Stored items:
= Beginning of Section =
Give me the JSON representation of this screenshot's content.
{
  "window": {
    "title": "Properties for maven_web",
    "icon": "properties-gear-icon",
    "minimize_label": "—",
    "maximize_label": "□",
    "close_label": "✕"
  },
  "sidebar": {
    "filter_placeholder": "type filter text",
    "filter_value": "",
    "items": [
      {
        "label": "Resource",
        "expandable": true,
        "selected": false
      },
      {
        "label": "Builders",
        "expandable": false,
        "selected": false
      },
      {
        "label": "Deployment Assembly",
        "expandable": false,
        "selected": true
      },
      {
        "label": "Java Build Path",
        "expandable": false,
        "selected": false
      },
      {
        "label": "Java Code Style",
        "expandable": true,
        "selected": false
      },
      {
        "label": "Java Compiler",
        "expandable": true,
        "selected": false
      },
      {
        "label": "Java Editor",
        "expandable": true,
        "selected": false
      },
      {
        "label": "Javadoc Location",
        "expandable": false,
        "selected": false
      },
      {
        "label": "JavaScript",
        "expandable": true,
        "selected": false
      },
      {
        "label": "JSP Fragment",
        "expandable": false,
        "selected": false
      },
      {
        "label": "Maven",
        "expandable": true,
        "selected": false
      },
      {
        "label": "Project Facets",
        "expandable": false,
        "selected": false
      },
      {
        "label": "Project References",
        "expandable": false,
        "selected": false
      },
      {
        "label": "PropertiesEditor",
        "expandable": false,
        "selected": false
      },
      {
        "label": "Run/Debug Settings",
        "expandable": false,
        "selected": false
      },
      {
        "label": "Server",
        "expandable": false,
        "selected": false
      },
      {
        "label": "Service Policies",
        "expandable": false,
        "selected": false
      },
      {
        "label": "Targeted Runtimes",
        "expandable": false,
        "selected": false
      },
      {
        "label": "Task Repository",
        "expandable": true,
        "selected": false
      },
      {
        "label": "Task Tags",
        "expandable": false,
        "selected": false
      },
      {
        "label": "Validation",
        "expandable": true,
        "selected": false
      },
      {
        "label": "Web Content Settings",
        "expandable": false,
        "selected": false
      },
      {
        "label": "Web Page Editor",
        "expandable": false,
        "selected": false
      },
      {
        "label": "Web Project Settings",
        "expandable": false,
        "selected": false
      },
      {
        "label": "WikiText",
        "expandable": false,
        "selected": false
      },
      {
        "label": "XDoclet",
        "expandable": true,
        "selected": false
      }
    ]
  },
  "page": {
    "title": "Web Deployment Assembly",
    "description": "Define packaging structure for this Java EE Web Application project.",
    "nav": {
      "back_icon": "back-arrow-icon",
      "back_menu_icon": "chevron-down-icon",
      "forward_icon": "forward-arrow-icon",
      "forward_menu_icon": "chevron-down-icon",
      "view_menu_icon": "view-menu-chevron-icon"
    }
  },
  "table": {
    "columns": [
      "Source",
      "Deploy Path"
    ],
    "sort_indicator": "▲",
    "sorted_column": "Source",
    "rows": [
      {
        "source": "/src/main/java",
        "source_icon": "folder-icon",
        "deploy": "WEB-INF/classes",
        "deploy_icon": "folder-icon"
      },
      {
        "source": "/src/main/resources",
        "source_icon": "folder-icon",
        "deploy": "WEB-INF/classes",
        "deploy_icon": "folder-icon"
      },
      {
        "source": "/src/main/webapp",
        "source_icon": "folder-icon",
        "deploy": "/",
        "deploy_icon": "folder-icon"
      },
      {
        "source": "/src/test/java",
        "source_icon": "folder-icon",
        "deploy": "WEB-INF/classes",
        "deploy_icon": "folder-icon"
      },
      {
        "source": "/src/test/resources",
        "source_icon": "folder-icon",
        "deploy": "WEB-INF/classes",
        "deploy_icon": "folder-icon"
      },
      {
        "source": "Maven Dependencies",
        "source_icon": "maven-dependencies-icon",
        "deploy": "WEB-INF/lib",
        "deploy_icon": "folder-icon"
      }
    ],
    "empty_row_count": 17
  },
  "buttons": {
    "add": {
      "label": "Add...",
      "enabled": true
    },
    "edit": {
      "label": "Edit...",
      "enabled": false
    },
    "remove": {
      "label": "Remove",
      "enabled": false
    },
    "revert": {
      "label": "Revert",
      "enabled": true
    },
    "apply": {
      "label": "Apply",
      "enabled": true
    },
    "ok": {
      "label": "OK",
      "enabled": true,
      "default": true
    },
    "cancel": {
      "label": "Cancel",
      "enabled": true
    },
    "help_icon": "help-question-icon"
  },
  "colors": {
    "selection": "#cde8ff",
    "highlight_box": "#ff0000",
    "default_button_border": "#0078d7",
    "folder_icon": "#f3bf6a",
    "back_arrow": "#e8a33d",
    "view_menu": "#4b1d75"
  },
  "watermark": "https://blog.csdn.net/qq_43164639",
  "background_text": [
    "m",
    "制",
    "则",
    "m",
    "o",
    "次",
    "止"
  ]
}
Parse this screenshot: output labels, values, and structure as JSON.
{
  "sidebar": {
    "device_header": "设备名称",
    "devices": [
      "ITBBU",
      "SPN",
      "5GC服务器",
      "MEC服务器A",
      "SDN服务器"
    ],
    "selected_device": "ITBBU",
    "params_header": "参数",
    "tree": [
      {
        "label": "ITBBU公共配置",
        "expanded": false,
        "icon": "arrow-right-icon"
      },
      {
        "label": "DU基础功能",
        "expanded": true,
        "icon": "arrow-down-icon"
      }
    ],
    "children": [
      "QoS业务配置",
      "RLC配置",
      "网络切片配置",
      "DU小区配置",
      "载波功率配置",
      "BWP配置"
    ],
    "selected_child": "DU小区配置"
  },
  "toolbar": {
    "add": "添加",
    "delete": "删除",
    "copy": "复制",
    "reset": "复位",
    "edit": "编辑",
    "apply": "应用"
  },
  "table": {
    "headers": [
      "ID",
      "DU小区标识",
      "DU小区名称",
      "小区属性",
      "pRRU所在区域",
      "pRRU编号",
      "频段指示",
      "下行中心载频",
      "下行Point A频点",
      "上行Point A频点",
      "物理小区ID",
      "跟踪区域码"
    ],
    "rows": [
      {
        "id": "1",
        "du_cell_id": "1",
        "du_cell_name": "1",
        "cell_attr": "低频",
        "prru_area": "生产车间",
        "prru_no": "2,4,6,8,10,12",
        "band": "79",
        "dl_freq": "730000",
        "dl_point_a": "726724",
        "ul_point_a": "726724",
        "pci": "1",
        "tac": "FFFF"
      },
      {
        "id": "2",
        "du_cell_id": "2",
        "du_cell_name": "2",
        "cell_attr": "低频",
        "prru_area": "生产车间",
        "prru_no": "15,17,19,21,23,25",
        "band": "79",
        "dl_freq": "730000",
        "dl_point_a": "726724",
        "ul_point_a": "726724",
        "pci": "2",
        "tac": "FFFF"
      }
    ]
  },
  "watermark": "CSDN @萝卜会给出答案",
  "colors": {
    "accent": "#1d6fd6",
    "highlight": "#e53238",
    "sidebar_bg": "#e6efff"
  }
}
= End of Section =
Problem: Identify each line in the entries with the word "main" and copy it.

Result of this exercise:
        "source": "/src/main/java",
        "source": "/src/main/resources",
        "source": "/src/main/webapp",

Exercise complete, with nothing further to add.